Following yesterday’s release of the full French song, ‘Sognu’, and Amaury Vassili’s performance of it on French TV, punters decided to make this the latest market plunge for Eurovision 2011. Having earlier been traded as high as 250 on Betfair, today France has traded as low as 8 and is challenging to become the latest favourite in a febrile market.
Clearly there are plenty of people who agreed with Sofabet reader James, who commented, ‘It screamed “winner” to me the first time I heard it.’
My initial reaction on the release of the song was not so sure. So how do I feel now, following Vassili’s TV performance and the extremely enthusiastic market reaction?
To start with the positives, there is no doubt that it will earn a niche for itself in the 25-strong field on May 14. There is a general shortage of quality ballads competing this year, and certainly nothing else in the popopera genre.
The suggestion is that juries are going to rate ’Sognu’ highly, and nothing of what I have written about what national juries vote for contradicts this idea. It is worthy and should be well performed.
Concerning televoters, I can at least see that Vassili’s boyish good looks are going to play to his advantage with a certain demographic. A killer smile at the end of his rendition on French TV last night was a vote-grabber in itself.
My first negative is that it’s even more difficult to shoehorn a ‘classical pop’ tune into three minutes than a mainstream pop song, which itself is ideally around 3m30s long. In this case, a ‘Bolero’ beat requires a slow build up, and the songwriters must have feared that things would just be starting to get going when they had to stop.
To overcome this problem, as I mentioned in my initial comment yesterday, songwriters decided to create a crescendo halfway through the song. The trouble is, this is not when listeners are expecting it. You have to earn the right to a crescendo, and ‘Sognu’ doesn’t at such an early stage.
Thereafter, we repeat what has gone before at a greater pitch, until two more big moments – at 2m25s and 2m40s – precede an instrumental fade-out. These, however, are always a poor idea in Eurovision, as everyone assumes when the singing stops, so has the song.
So I think that structurally the song is not ideal at all. There are dramatic moments, but the melodic line could be stronger – and it probably won’t help that it’s sung in Corsican. However, a strong vocal performance – which Vassili can achieve – could render all this theorising obsolete, if people get carried away by the emotion he conveys.
But that still leaves my second negative, which is that this whole genre remains niche territory. Popopera is a very lucrative and popular market, but it isn’t necessarily going to appeal broadly enough at Eurovision.

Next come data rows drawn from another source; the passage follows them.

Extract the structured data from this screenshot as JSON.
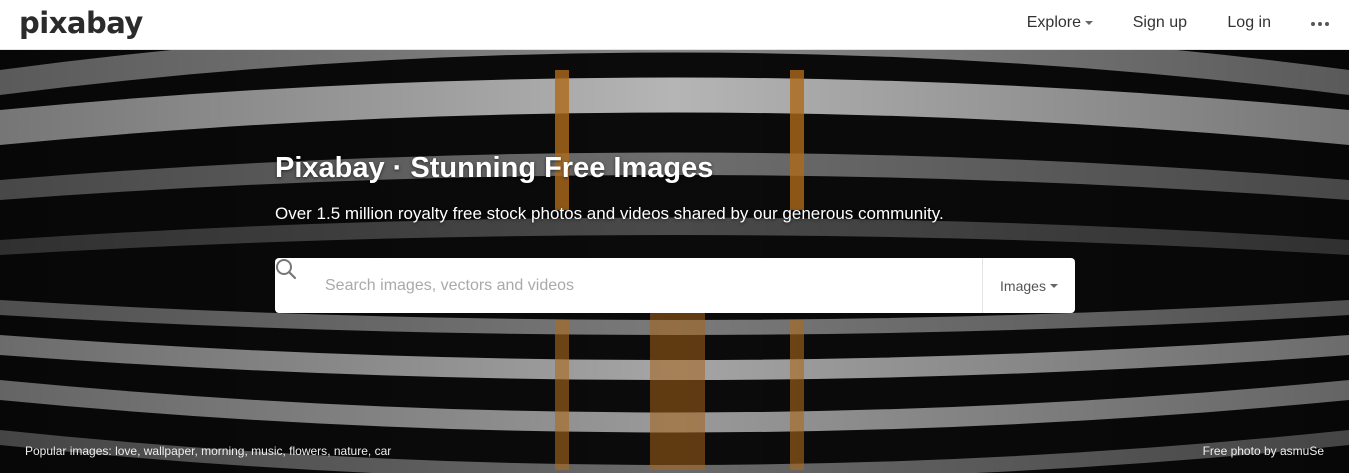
{
  "header": {
    "logo": "pixabay",
    "nav": {
      "explore": "Explore",
      "signup": "Sign up",
      "login": "Log in"
    },
    "more_icon": "more-dots-icon"
  },
  "hero": {
    "title": "Pixabay · Stunning Free Images",
    "subtitle": "Over 1.5 million royalty free stock photos and videos shared by our generous community.",
    "search": {
      "placeholder": "Search images, vectors and videos",
      "value": "",
      "icon": "search-icon",
      "type": "Images"
    },
    "popular_label": "Popular images:",
    "popular_tags": [
      "love",
      "wallpaper",
      "morning",
      "music",
      "flowers",
      "nature",
      "car"
    ],
    "credit_text": "Free photo by",
    "credit_author": "asmuSe"
  },
  "colors": {
    "header_bg": "#ffffff",
    "hero_accent": "#c97a1e",
    "text_dark": "#333333"
  }
}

Previous examples with operatic elements in the contest, such as Latvia and Slovenia in 2007 and Sweden 2009, are far too different to make comparison worthwhile. So we’re leaping in the dark here. It might work, but it might not.
From a personal punting point of view, I was happy to see the dramatic plunge on France. I’d thought there was a chance that some buzz would develop when the song was released, and I managed to get a small bet matched at 200 on Betfair with that in mind.

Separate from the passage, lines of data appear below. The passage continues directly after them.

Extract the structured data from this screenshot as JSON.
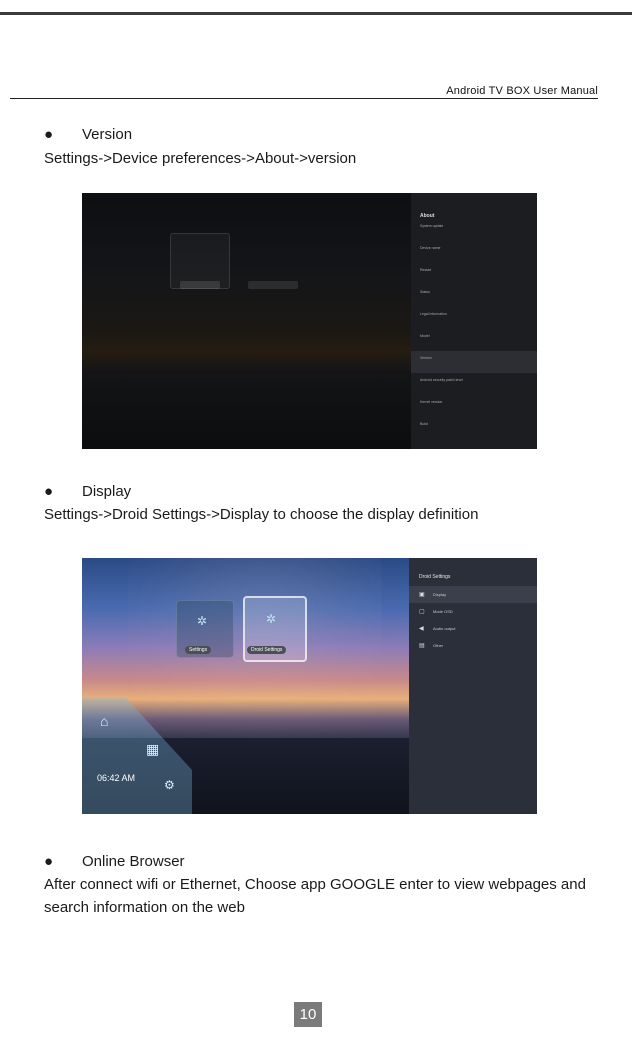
{
  "header": {
    "title": "Android TV BOX User Manual"
  },
  "sections": [
    {
      "bullet": "●",
      "heading": "Version",
      "text": "Settings->Device preferences->About->version"
    },
    {
      "bullet": "●",
      "heading": "Display",
      "text": "Settings->Droid Settings->Display to choose the display definition"
    },
    {
      "bullet": "●",
      "heading": "Online Browser",
      "text": "After connect wifi or Ethernet, Choose app GOOGLE enter to view webpages and search information on the web"
    }
  ],
  "screenshot_about": {
    "title": "About",
    "items": [
      "System update",
      "Device name",
      "Restart",
      "Status",
      "Legal information",
      "Model",
      "Version",
      "Android security patch level",
      "Kernel version",
      "Build"
    ]
  },
  "screenshot_droid": {
    "title": "Droid Settings",
    "items": [
      "Display",
      "Mode OSD",
      "Audio output",
      "Other"
    ],
    "tiles": [
      "Settings",
      "Droid Settings"
    ],
    "clock": "06:42 AM"
  },
  "page_number": "10"
}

I shall be looking to lay that off soon for a modest but nonetheless satisfying guaranteed profit – a reminder that with Eurovision punting, you can sometimes make money by anticipating which way the market will move, regardless of how the song ultimately fares.
I’ll be closely watching where ‘Sognu’ figures in the draw, next Tuesday. As one of the Big 5 countries (Italy, UK, France, Germany and Spain) which doesn’t have to get through a semi-final, we will know next week where Amaury Vassili will perform in the running order of the final.
A late draw could really reinforce the way it stands alone as the only song of its type – especially if it is preceded by a couple of forgettable upbeat numbers, which of course we won’t know until the draw is completed after the semi-finals.
An early draw, however, and televoters could forget it all too quickly as that muzak near the start of the show.
Interestingly, one of the Big 5 has traditionally been offered a wildcard which allows them to choose where they go in the running order. If the head of the French delegation wins that right, and he chooses an ideal late draw, you can expect it to cement the position of ‘Sognu’ at or near the head of the market.
Watch Vassili’s rendition of ‘Sognu’ on French TV. What do you think?